Raquel Salas Rivera

Featured in ArLiJo Issue No. 135

About the Author
Raqel Salas Rivera (Mayagüez, 1985) is a Puerto Rican poet, translator, and literary critic. In 2018, they were named the Poet Laureate of Philadelphia for a two-year term. The following year they became the inaugural recipient of the Laureate Fellowship from the Academy of American Poets and won the New Voices Award from Puerto Rico’s Festival de la Palabra. Their third book, lo terciario / the tertiary (2nd ed., Noemi Press, 2019), was on the 2018 National Book Award Longlist and won the 2018 Lambda Literary Award for Transgender Poetry. Their fifth book, x/ex/exis: poemas para la nación/ poems for the nation was the first recipient of the Ambroggio Prize (Editorial Bilingüe/ Bilingual Press, 2020).
 

 

Daisy Zamora

Featured in ArLiJo Issue No. 135

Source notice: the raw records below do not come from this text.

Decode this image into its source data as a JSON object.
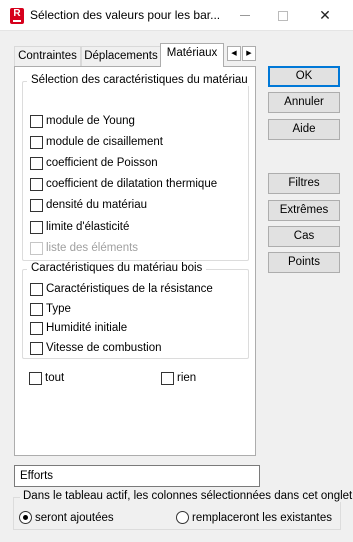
{
  "window": {
    "title": "Sélection des valeurs pour les bar...",
    "app_icon_letter": "R",
    "minimize_glyph": "",
    "maximize_glyph": "",
    "close_glyph": "✕"
  },
  "tabs": [
    {
      "label": "Contraintes",
      "active": false
    },
    {
      "label": "Déplacements",
      "active": false
    },
    {
      "label": "Matériaux",
      "active": true
    }
  ],
  "tab_scroll": {
    "left": "◀",
    "right": "▶"
  },
  "material_group": {
    "title": "Sélection des caractéristiques du matériau",
    "items": [
      {
        "label": "module de Young",
        "checked": false,
        "disabled": false
      },
      {
        "label": "module de cisaillement",
        "checked": false,
        "disabled": false
      },
      {
        "label": "coefficient de Poisson",
        "checked": false,
        "disabled": false
      },
      {
        "label": "coefficient de dilatation thermique",
        "checked": false,
        "disabled": false
      },
      {
        "label": "densité du matériau",
        "checked": false,
        "disabled": false
      },
      {
        "label": "limite d'élasticité",
        "checked": false,
        "disabled": false
      },
      {
        "label": "liste des éléments",
        "checked": false,
        "disabled": true
      }
    ]
  },
  "wood_group": {
    "title": "Caractéristiques du matériau bois",
    "items": [
      {
        "label": "Caractéristiques de la résistance",
        "checked": false
      },
      {
        "label": "Type",
        "checked": false
      },
      {
        "label": "Humidité initiale",
        "checked": false
      },
      {
        "label": "Vitesse de combustion",
        "checked": false
      }
    ]
  },
  "select_all": {
    "label": "tout",
    "checked": false
  },
  "select_none": {
    "label": "rien",
    "checked": false
  },
  "buttons": {
    "ok": "OK",
    "cancel": "Annuler",
    "help": "Aide",
    "filters": "Filtres",
    "extremes": "Extrêmes",
    "cases": "Cas",
    "points": "Points"
  },
  "results_field": {
    "value": "Efforts"
  },
  "table_options": {
    "title": "Dans le tableau actif, les colonnes sélectionnées dans cet onglet",
    "add_label": "seront ajoutées",
    "replace_label": "remplaceront les existantes",
    "selected": "add"
  },
  "colors": {
    "accent": "#0078d7",
    "app_icon": "#d6001c"
  }
}
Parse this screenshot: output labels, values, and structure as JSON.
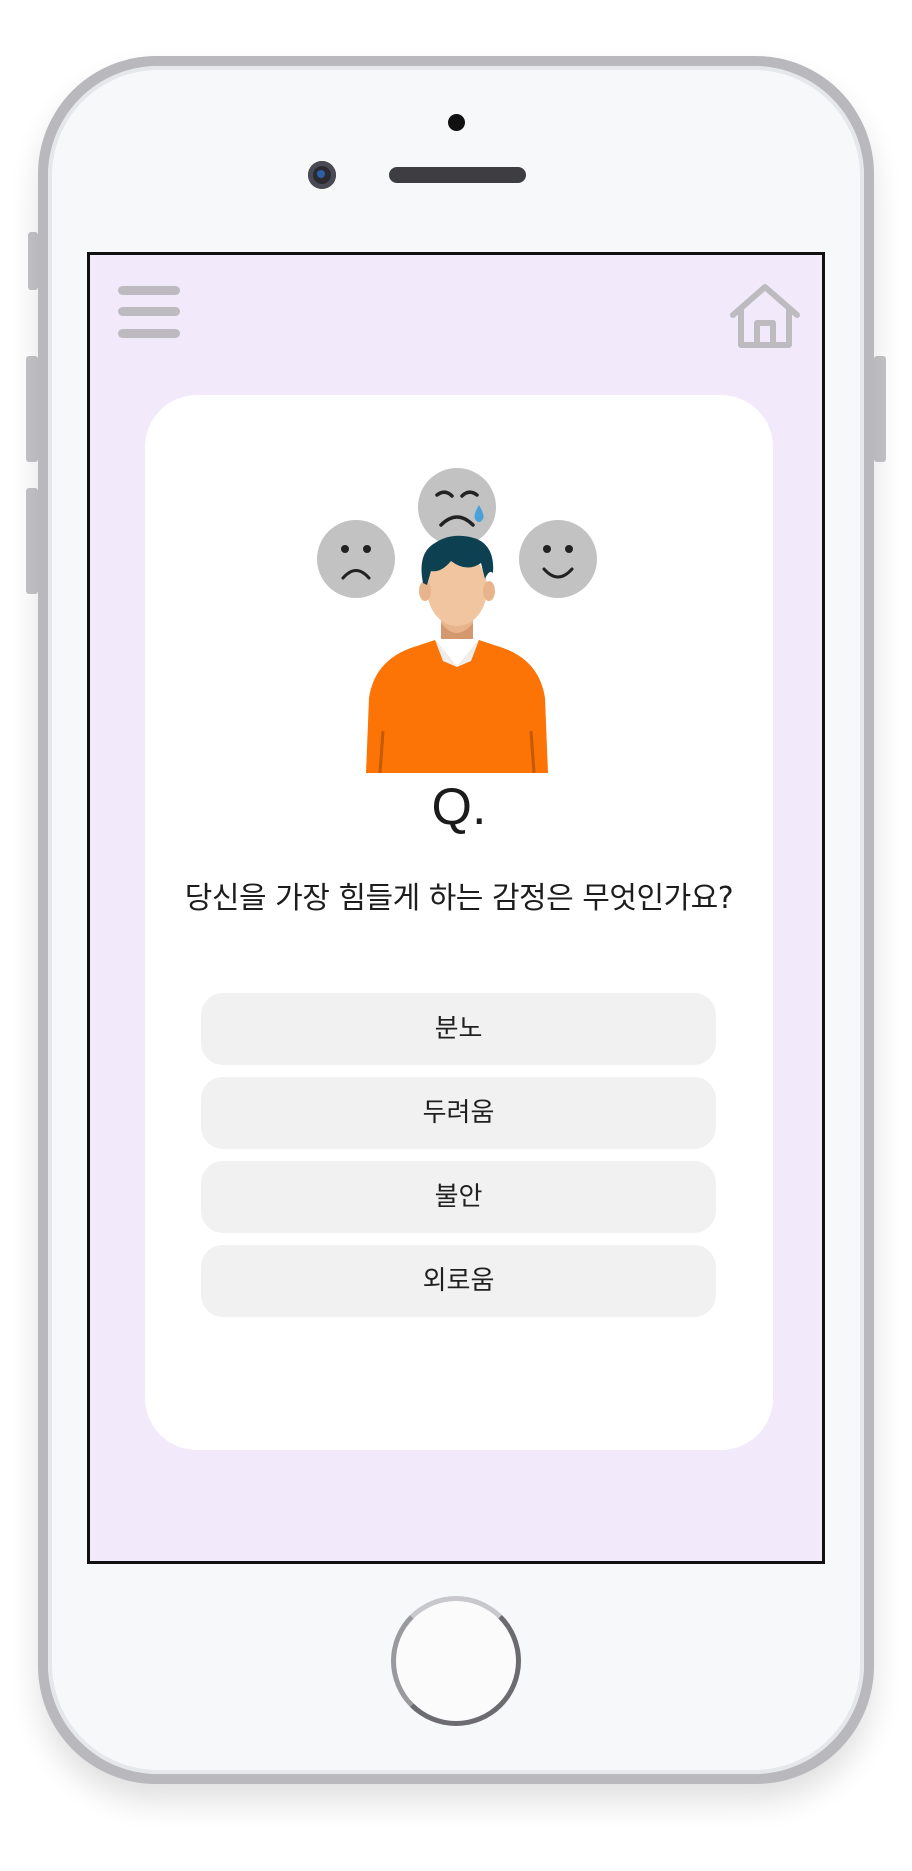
{
  "app": {
    "question_mark": "Q.",
    "question": "당신을 가장 힘들게 하는 감정은 무엇인가요?",
    "options": [
      {
        "label": "분노"
      },
      {
        "label": "두려움"
      },
      {
        "label": "불안"
      },
      {
        "label": "외로움"
      }
    ]
  },
  "icons": {
    "menu": "hamburger-menu-icon",
    "home": "home-icon"
  },
  "colors": {
    "screen_background": "#f2eafb",
    "card_background": "#ffffff",
    "option_background": "#f1f1f1",
    "emoji_face": "#c2c2c2",
    "shirt": "#fb7405",
    "hair": "#0d4152",
    "skin": "#f0c5a0",
    "tear": "#4aa0d8"
  }
}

About the Author
Nicaraguan writer and poet, prominent in contemporary Latin American literature. Author of numerous poetry books in Spanish, and several translated collections in the United States and England, she also edited the first comprehensive anthology of Nicaraguan women poets published in Latin America. Her essays, articles, and translations have been widely published, and her poetry appears in anthologies in thirty languages, including the Oxford Book of Latin American Poetry. Her latest poetry collection, La violenta espuma, was published in 2018 by Visor Libros (Spain). Her awards include the Mariano Fiallos Gil National Poetry Prize of Nicaragua, and a California Arts Council Fellowship. She has given poetry readings and lectures throughout the world, including many venues in the U.S. Zamora was recently featured in director Jenny Murray’s award winning documentary ¡Las Sandinistas!, and was a featured poet in Bill Moyer’s PBS series The Language of Life. She teaches at San Francisco State University, and is married to U.S. writer George Evans.